The hollow charge jets will have already been disturbed to some extent at an earlier stage, by detonation waves reflected from regions of the plates 2 and 3 located in the close vicinity of the jet.
Because of this disturbance or degradation of the jet caused by the interaction of the reflected detonation waves with the jet, the hollow charge jet will be imparted a substantially sinusoidal propagation path 7a through the panel.
The reflected detonation waves 8 are again thrown back towards the side walls 4, subsequent to interaction of the waves with the hollow charge jet, vide FIG. 3. This sequence of events continues until the side walls 4 and the plates 2 and 3 are parted from one another, whereupon the panel structure is relieved of pressure and the reflected detonation waves are lost to the surrounding atmosphere.
The plates 2 and 3 will also be blown away, whereas the side walls 4 will be displaced transversely so as to enter the resilient shock-absorbing layer 6 while compressing the same, possibly with a subsequent rebound of the side walls. When only one panel assembly is used, the side walls will also be blown away subsequent to parting company with the plates 2 and 3.
In addition to absorbing shockwaves, the layer 6 will also prevent flashover between mutually adjacent panel structures and will protect these panel structures against serious deformation and damage.
When constructing armoured wall structures, it is not possible to place the panel structures contiguous with one another, for structural reasons.
In order to protect the object 10 against the flying plate 3 located immediately adjacent thereto, a shockwave absorbing layer 9 may be placed on the object 10, so as to prevent shrapnel entering the object at 11.
The layer 9 will also cause the outwardly flying plate 3 to bounce back powerfully towards the hollow charge jet, therewith further degrading the jet.
The distance between the panel structures, and e.g., a conventional armoured wall structure 10 may vary from 0 mm to several hundreds of millimeters, with essentially the same effect.
The side walls 4 are preferably dimensioned so that when the explosive charge is detonated the walls will have a velocity which is equal to or less than the velocity of the plates 2 and 3. Such dimensioning can be achieved through appropriate selection of material, thickness etc. Since the manner in which the side walls can be dimensioned in order to meet the aforesaid requirements will be obvious to those skilled in this art, no further description with regard hereto will be given here. The side walls 4 will also preferably have a high dynamic mechanical strength, and may therefore be made of, e.g., steel as beforementioned.
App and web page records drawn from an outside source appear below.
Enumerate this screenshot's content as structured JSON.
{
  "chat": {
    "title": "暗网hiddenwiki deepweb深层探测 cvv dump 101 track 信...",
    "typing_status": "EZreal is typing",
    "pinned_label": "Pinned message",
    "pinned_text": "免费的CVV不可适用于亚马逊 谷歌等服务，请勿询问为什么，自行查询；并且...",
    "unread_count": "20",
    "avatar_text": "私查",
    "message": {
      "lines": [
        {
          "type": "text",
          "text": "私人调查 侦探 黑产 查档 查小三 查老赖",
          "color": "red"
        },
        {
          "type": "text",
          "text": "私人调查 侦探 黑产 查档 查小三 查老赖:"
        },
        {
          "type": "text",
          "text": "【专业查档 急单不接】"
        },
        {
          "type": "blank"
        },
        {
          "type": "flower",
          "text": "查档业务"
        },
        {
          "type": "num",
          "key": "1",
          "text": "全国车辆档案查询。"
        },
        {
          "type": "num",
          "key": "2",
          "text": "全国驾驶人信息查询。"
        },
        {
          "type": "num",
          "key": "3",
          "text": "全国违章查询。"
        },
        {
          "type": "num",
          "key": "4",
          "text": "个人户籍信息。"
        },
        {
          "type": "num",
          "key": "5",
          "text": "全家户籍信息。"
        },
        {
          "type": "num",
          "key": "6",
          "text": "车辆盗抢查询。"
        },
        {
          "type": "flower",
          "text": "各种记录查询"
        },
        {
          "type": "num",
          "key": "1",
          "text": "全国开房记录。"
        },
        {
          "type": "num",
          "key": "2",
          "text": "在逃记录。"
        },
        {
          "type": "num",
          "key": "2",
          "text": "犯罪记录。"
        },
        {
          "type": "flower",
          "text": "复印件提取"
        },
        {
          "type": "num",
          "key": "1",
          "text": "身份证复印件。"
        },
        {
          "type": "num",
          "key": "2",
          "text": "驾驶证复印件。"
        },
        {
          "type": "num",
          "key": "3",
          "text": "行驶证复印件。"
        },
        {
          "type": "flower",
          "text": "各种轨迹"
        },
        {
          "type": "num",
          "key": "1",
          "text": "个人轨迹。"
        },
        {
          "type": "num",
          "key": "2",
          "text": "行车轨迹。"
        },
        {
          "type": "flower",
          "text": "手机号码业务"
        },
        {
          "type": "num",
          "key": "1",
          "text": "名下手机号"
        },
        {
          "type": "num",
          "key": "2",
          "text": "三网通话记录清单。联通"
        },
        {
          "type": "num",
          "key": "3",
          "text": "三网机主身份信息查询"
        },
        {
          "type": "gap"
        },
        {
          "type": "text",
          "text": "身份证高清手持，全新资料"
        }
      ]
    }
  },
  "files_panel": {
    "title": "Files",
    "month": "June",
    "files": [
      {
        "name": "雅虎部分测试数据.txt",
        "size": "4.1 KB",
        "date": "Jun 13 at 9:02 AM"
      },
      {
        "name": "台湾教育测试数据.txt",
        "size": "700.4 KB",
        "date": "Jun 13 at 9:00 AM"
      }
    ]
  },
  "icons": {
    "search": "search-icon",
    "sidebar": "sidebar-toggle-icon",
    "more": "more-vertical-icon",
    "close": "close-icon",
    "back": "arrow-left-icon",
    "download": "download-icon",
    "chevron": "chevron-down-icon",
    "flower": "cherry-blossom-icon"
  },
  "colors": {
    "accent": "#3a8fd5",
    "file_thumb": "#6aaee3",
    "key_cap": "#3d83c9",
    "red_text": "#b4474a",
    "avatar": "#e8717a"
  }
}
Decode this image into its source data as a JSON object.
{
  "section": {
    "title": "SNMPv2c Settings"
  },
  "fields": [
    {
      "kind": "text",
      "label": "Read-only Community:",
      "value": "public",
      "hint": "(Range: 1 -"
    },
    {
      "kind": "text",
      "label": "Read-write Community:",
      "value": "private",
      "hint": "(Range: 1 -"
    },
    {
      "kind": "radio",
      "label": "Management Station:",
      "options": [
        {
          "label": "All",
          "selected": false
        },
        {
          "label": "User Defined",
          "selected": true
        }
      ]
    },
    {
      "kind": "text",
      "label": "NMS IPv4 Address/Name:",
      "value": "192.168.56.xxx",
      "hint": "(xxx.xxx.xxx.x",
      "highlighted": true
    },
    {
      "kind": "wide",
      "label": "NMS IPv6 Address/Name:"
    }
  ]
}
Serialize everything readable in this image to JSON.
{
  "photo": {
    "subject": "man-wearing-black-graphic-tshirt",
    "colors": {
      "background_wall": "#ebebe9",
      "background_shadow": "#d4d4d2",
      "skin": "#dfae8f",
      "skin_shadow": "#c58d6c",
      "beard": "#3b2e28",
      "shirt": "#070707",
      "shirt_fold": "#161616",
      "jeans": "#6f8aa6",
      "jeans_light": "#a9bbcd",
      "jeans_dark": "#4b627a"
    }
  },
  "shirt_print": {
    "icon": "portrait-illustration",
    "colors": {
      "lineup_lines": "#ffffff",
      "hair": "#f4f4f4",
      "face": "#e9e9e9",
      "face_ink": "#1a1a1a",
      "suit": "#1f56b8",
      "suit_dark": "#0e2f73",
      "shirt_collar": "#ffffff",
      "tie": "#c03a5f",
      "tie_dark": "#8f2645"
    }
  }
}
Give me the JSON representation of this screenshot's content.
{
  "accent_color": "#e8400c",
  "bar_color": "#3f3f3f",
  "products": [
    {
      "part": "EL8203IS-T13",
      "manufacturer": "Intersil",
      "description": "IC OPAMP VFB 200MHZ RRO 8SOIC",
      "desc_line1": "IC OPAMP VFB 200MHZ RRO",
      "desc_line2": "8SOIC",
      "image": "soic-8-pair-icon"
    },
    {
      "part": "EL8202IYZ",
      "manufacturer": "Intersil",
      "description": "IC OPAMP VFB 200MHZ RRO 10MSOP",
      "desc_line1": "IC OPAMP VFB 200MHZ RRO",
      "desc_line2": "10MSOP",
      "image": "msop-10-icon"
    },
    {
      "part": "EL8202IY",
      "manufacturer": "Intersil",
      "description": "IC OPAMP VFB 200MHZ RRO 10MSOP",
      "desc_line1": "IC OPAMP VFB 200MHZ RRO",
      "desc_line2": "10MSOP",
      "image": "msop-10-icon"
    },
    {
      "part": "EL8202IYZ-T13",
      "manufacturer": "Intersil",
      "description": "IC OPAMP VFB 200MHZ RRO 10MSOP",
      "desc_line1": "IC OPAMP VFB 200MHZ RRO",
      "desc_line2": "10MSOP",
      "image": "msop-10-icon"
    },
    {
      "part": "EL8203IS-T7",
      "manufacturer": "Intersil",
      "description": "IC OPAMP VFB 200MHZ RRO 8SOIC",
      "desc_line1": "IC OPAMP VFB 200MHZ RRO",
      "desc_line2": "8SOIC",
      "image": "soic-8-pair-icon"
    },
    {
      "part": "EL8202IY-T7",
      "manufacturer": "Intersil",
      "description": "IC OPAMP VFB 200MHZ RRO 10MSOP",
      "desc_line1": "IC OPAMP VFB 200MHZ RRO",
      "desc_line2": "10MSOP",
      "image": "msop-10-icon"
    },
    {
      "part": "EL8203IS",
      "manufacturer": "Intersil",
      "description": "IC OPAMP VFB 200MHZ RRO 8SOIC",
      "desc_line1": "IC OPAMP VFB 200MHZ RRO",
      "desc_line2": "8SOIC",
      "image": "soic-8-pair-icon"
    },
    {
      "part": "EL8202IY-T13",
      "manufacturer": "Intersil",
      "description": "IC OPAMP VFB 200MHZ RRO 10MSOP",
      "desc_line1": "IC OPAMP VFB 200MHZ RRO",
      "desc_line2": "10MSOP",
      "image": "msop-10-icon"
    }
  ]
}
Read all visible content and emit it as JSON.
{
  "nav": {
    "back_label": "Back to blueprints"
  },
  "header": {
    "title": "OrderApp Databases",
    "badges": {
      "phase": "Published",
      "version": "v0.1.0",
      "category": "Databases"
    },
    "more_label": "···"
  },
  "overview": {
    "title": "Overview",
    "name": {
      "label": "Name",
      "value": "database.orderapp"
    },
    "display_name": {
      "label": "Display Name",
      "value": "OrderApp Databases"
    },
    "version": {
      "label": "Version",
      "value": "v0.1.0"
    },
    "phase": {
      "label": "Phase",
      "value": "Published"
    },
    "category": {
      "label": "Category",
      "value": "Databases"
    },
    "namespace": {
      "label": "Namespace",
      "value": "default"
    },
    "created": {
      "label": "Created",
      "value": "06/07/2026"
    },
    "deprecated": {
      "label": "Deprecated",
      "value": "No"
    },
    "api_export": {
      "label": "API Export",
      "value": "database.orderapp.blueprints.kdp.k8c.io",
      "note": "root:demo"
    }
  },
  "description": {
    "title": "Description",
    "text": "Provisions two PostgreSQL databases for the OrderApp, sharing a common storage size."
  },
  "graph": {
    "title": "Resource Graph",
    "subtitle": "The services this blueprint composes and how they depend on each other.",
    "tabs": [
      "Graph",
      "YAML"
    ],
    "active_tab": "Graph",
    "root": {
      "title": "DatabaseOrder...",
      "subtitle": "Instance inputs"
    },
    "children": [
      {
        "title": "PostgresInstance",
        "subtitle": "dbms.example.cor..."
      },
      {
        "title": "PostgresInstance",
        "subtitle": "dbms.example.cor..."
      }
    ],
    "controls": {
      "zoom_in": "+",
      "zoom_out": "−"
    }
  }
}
The panel structures are fitted to the protected object 10 with the aid of thin plates 12 placed on respective opposite sides of the panel structure.
FIG. 5 illustrates panel structures 1 intended for various applications at an armoured vehicle or tank front 13.
The reference numerals 14 and 15 designate panel structures 1 which define an air gap and with which a damping material is used.
The reference 16 designates a panel structure 1 with which solely a damping material is used.
The reference 17 designates panel structures 1 with which a shockwave absorbing layer 6 is provided between the panel structures and a damping material is provided between the panel structures and the protective object.
The reference 18 designates a panel structure which defines an air gap that slopes down to zero width.
These various arrangements afford good protection and prevent flashover between the panel structures.
The additional degrading function of the reactive panel structure provided by the side walls can be optimized with regard to certain significant aspects:
The explosive charge shall have a high detonation pressure (>10 GPa), which will generate a high pressure in the panel structure or container, and therewith radically disturb or degrade the hollow charge jet.
This disturbance of the hollow charge jet is enhanced by the high density and thickness of the side walls of the dynamic panel structure.
The reactive wall structure should have a flow stress or yield point σs in excess of 200 MPa.